The Swedish colony of Saint Barthélemy existed for nearly a century. In 1784, one of Louis XVI's ministers ceded the French Caribbean island to Sweden in exchange for trading rights in the Swedish port of Gothenburg. Swedish rule lasted until 1878 when the French repurchased the island.
The Nantes slave trade resulted in the deportation, from the late 17th to the beginning of the 19th century, of more than 500,000 black African slaves into French ownership in the Americas, mainly in the Antilles. With 1,744 slave voyages, Nantes, France, was the principal French slave-trading port for the duration of this period. The Slave Trade was explicitly encouraged by the royal family and described by the church as an "ordinary occupation."
The Indian Ocean slave trade, sometimes known as the East African slave trade, was multi-directional slave trade and has changed over time. Africans were sent as slaves to the Middle East, to Indian Ocean islands, to the Indian subcontinent, and later to the Americas.

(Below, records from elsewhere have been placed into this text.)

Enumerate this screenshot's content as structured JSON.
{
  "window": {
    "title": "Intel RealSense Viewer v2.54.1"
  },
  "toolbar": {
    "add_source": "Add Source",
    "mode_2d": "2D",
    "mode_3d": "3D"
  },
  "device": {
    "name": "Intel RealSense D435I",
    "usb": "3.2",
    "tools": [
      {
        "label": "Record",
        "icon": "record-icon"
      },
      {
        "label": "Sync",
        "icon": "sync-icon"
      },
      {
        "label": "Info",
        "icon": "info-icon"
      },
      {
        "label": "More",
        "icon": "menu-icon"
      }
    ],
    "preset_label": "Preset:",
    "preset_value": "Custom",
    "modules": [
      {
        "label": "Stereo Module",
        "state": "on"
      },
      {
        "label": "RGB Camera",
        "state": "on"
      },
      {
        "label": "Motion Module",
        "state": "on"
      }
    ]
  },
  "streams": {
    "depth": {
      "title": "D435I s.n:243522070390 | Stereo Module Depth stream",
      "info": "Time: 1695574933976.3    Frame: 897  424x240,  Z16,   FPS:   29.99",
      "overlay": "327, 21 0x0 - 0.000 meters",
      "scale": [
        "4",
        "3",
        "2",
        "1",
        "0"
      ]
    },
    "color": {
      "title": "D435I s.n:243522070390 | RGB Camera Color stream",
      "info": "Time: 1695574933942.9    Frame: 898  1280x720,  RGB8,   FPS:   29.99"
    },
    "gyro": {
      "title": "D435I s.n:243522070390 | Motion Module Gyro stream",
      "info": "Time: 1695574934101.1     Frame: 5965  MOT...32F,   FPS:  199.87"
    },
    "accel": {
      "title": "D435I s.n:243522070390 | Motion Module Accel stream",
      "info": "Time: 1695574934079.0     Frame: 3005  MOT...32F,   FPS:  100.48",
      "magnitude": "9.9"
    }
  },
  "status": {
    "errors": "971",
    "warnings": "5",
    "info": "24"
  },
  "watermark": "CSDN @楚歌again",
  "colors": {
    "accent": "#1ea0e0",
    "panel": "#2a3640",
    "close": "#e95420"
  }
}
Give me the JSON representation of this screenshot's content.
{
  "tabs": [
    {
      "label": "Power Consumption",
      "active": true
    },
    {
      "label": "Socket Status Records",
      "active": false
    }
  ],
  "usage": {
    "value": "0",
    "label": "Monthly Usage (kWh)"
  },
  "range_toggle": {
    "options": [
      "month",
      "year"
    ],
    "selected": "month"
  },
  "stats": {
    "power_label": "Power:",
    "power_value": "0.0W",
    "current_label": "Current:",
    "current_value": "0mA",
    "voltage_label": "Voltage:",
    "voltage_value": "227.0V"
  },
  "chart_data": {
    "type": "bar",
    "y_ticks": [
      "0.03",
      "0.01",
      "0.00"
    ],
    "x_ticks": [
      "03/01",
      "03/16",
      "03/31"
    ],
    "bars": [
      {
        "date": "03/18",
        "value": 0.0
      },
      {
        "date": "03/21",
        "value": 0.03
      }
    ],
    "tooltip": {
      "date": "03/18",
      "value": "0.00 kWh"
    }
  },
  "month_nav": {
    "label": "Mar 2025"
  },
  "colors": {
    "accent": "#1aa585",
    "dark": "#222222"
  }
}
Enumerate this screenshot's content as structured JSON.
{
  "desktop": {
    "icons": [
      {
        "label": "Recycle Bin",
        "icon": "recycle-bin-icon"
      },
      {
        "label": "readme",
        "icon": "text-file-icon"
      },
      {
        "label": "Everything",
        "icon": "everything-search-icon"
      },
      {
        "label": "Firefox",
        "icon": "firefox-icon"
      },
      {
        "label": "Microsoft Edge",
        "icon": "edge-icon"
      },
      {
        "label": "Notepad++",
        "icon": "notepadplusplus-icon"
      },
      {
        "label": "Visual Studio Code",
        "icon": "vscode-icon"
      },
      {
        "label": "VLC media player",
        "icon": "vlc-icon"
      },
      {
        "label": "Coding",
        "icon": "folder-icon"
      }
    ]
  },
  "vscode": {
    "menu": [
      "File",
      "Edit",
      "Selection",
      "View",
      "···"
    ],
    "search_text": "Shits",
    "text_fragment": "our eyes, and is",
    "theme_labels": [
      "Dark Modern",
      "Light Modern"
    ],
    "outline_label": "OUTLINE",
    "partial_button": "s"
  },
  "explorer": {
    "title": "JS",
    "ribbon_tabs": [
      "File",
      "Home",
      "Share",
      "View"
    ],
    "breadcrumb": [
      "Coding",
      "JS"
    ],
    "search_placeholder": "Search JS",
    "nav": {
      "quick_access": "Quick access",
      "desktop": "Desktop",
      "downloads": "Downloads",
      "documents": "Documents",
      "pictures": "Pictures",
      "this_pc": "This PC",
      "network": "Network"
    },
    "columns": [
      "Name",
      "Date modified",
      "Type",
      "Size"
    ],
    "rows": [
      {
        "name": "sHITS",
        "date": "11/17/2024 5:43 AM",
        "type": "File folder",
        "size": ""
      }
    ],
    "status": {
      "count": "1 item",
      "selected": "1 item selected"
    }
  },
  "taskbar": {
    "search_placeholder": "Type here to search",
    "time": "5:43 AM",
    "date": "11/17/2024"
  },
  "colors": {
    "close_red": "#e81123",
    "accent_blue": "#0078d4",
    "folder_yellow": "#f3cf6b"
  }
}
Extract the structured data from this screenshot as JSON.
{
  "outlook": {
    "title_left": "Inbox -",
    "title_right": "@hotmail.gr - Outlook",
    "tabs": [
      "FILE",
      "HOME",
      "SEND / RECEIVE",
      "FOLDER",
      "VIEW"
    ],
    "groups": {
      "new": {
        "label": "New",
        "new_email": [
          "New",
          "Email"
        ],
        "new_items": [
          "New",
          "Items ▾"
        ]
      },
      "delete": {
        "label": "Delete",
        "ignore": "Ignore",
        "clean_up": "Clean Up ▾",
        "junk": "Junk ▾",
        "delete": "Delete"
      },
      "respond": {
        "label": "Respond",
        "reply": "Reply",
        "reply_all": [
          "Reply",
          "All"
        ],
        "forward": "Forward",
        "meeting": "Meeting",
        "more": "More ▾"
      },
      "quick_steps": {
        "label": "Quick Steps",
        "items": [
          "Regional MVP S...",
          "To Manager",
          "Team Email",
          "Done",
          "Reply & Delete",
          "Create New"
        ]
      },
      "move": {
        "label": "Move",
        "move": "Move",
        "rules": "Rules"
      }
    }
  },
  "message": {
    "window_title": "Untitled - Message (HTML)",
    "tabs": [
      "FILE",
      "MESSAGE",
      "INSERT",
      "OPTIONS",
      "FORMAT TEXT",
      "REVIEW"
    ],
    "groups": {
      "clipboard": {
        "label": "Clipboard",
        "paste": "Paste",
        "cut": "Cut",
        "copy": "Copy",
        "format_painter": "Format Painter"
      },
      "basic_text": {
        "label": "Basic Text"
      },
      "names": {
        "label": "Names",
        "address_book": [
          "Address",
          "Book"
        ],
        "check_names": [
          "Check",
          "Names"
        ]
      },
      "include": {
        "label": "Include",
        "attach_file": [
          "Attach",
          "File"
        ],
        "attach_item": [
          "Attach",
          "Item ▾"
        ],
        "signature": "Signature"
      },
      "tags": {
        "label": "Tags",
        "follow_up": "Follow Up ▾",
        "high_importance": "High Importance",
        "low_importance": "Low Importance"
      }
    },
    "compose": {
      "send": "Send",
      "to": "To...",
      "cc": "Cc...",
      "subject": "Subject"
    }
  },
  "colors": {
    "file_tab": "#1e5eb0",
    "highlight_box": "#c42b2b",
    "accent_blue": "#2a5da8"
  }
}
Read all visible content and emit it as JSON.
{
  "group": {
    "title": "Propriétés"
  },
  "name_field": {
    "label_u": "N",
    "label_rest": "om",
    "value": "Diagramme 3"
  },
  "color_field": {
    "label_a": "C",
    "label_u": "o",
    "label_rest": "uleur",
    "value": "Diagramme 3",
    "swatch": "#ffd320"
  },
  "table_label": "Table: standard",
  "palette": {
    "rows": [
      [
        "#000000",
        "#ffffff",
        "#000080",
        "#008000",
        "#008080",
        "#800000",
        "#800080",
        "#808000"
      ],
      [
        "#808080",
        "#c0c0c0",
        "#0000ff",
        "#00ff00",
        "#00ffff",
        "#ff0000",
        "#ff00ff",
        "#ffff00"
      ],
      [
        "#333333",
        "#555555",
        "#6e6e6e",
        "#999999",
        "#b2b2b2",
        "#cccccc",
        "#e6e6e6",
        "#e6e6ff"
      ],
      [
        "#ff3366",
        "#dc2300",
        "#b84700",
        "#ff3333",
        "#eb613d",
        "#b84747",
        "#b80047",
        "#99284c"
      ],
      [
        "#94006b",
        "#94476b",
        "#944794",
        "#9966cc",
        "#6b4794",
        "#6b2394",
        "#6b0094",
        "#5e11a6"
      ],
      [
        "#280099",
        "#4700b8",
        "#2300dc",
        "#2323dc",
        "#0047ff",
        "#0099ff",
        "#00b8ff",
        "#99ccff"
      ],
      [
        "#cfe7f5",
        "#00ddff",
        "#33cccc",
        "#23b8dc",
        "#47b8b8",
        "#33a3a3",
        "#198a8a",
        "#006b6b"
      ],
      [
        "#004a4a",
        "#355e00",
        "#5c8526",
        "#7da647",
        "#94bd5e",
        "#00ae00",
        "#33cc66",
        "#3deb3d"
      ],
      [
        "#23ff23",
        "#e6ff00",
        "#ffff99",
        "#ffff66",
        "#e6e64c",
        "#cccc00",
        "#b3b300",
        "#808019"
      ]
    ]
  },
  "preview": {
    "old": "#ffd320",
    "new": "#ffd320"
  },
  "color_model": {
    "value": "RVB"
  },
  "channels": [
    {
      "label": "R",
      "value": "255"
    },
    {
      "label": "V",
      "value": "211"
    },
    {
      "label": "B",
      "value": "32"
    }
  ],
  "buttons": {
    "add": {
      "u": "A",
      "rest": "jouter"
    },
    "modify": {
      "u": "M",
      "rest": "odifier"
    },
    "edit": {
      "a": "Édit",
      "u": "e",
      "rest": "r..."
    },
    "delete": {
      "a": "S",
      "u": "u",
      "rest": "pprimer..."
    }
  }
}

Al Pouessi, baptized Marthe Adélaïde Modeste Testas and known under the name of Modeste Testas (1765-1870) was an Ethiopian woman who was enslaved, purchased by Bordeaux merchants and subsequently freed after living on three continents. One of her descendants is a former president of Haiti, François Denys Légitime.